- DATASET RECORDS -

:::::

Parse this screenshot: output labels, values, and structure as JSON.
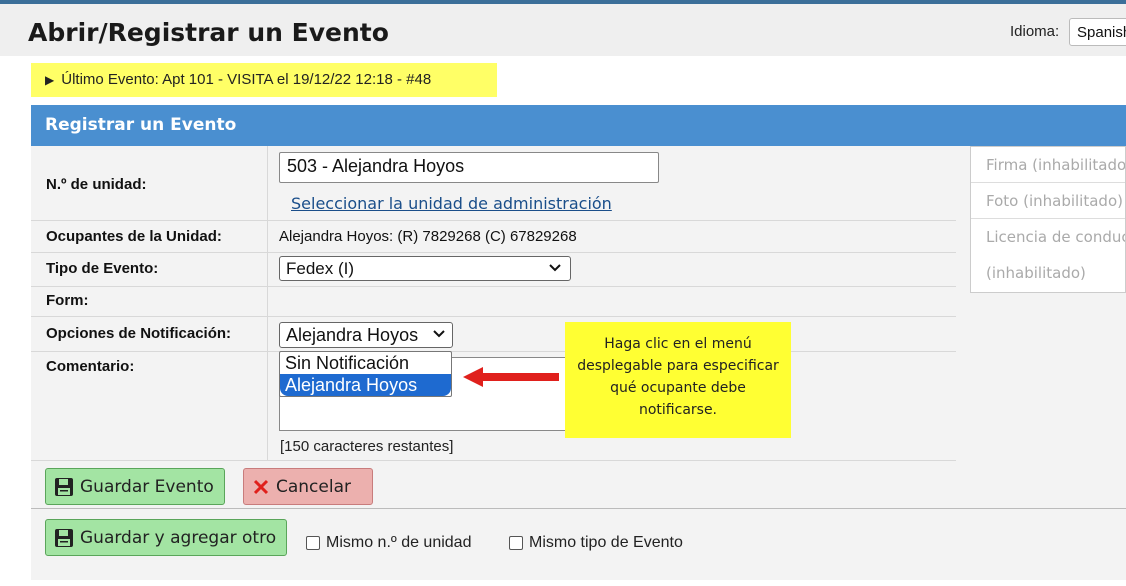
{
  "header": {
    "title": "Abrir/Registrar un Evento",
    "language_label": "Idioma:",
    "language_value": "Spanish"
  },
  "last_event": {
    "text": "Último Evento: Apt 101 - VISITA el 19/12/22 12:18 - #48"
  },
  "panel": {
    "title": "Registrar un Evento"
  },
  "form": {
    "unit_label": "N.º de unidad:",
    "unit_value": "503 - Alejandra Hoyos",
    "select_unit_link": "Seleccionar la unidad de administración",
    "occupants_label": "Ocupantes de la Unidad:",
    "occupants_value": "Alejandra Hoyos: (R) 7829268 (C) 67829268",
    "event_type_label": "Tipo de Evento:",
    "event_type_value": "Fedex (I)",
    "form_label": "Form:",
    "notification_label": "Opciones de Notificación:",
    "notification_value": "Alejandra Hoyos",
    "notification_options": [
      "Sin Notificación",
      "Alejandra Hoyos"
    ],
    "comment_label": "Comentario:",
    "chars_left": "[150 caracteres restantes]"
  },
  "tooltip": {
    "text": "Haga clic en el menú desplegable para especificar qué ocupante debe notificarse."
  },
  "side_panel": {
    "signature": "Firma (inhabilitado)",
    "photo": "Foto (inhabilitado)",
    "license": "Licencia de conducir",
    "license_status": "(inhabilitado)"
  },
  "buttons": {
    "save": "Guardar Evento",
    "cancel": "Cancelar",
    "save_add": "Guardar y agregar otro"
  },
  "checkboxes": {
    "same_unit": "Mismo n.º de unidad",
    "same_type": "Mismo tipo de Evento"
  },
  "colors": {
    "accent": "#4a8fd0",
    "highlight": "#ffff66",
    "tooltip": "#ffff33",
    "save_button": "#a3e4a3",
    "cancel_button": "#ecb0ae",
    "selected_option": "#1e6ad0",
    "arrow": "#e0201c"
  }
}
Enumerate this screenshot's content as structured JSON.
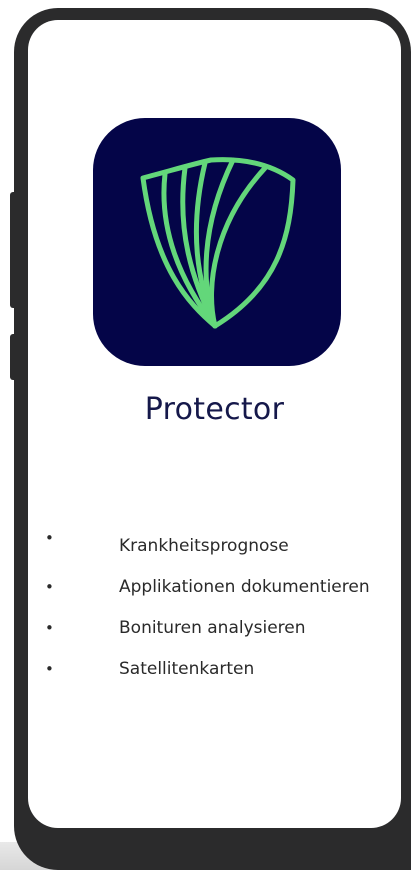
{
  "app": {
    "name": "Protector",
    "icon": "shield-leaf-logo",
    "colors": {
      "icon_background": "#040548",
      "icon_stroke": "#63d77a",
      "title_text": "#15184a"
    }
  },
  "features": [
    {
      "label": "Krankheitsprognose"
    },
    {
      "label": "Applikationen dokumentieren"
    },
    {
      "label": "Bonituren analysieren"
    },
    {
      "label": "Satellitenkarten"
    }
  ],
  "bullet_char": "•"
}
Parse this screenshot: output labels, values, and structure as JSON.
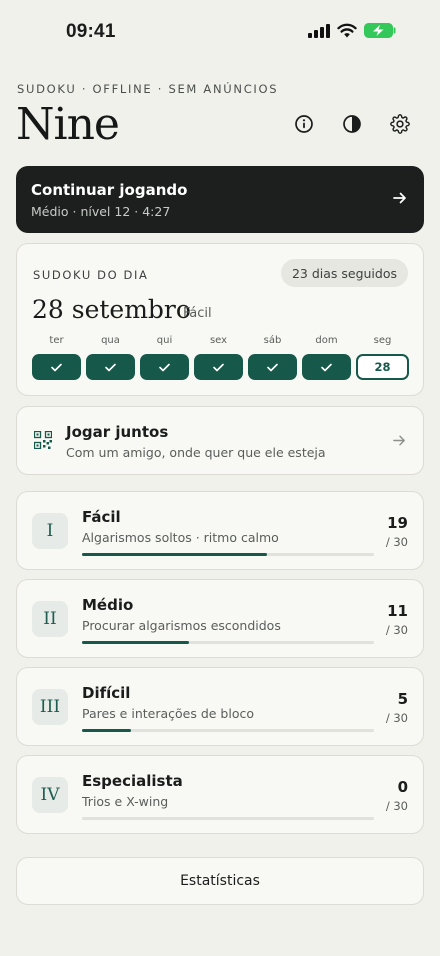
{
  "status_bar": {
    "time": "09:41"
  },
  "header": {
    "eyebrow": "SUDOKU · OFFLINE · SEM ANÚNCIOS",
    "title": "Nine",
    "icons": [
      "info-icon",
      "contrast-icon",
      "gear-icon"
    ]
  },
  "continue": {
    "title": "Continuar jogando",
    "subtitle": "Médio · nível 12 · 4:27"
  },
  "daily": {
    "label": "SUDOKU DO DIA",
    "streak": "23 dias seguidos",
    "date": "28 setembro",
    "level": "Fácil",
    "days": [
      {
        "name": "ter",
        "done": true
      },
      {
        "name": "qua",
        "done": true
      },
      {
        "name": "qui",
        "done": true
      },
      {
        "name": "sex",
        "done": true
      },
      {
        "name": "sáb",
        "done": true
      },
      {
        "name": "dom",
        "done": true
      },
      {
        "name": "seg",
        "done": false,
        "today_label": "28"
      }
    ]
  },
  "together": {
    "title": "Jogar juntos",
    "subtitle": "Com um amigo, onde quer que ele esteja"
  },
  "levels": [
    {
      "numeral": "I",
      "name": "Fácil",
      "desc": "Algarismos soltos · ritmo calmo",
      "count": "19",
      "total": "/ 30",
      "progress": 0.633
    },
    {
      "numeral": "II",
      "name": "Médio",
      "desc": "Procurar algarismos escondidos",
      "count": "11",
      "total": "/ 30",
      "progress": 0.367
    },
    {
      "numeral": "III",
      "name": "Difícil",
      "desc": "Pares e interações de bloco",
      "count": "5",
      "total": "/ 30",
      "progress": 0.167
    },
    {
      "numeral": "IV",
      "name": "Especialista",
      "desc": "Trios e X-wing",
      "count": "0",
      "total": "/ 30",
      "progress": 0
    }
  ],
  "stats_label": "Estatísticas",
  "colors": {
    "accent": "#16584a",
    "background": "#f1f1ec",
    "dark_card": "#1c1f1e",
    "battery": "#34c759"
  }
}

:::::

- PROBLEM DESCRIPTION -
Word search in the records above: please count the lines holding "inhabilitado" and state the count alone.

- SOLUTION TO THIS TASK -
3